        • Franklin JL
        • et al.
        Formalin instillation for refractory radiation-induced hemorrhagic proctitis. Report of 16 patients.
        Dis Colon Rectum. 1996; 39: 196-199
        • Cunningham IG
        The management of radiation proctitis.
        Aust N Z J Surg. 1980; 50: 172-178
        • Deitel M
        • Vasic V
        Major intestinal complications of radiotherapy.
        Am J Gastroenterol. 1979; 72: 65-70
      1. Plans and Priorities for Cancer Research [Web site].
        (Accessed July 1, 2006)
        • Beyer DC
        • Priestley Jr, JB
        Biochemical disease-free survival following 125I prostate implantation.
        Int J Radiat Oncol Biol Phys. 1997; 37: 559-563
        • Ragde H
        • Korb LJ
        • Elgamal AA
        • et al.
        Modern prostate brachytherapy. Prostate specific antigen results in 219 patients with up to 12 years of observed follow-up.
        Cancer. 2000; 89: 135-141

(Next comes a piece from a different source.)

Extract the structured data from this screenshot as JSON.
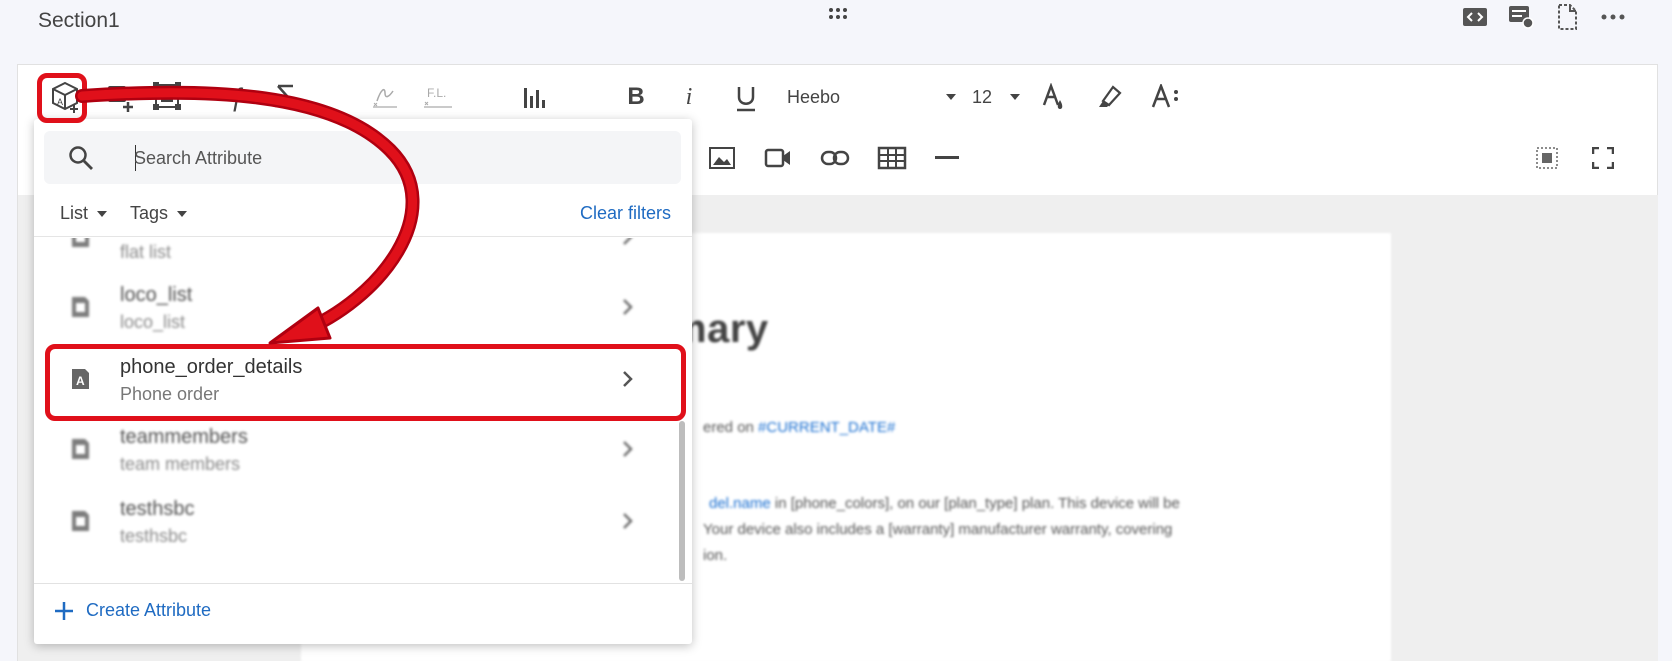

        • Kitta T
        • Shinohara N
        • Shirato H
        • et al.
        The treatment of chronic radiation proctitis with hyperbaric oxygen in patients with prostate cancer.
        BJU Int. 2000; 85: 372-374
        • Otchy DP
        • Nelson H
        Radiation injuries of the colon and rectum.
        Surg Clin North Am. 1993; 73: 1017-1035
        • Zinicola R
        • Rutter MD
        • Falasco G
        • et al.
        Haemorrhagic radiation proctitis: endoscopic severity may be useful to guide therapy.
        Int J Colorectal Dis. 2003; 18: 439-444
        • Gelblum DY
        • Potters L
        Rectal complications associated with transperineal interstitial brachytherapy for prostate cancer.
        Int J Radiat Oncol Biol Phys. 2000; 48: 119-124
        • Teshima T
        • Hanks GE
        • Hanlon AL
        • et al.
        Rectal bleeding after conformal 3D treatment of prostate cancer: time to occurrence, response to treatment and duration of morbidity.
        Int J Radiat Oncol Biol Phys. 1997; 39: 77-83
        • Donner CS
        Pathophysiology and therapy of chronic radiation-induced injury to the colon.
        Dig Dis. 1998; 16: 253-261
        • Babb RR
        Radiation proctitis: a review.
        Am J Gastroenterol. 1996; 91: 1309-1311
        • Hu K
        • Wallner K
        Clinical course of rectal bleeding following I-125 prostate brachytherapy.
        Int J Radiat Oncol Biol Phys. 1998; 41: 263-265
        • Merrick GS
        • Butler WM
        • Dorsey AT
        • et al.
        Rectal dosimetric analysis following prostate brachytherapy.
        Int J Radiat Oncol Biol Phys. 1999; 43: 1021-1027
        • Kang SK
        • Chou RH
        • Dodge RK
        • et al.
        Gastrointestinal toxicity of transperineal interstitial prostate brachytherapy.
        Int J Radiat Oncol Biol Phys. 2002; 53: 99-103
        • Schultheiss TE
        • Lee WR
        • Hunt MA
        • et al.
        Late GI and GU complications in the treatment of prostate cancer.
        Int J Radiat Oncol Biol Phys. 1997; 37: 3-11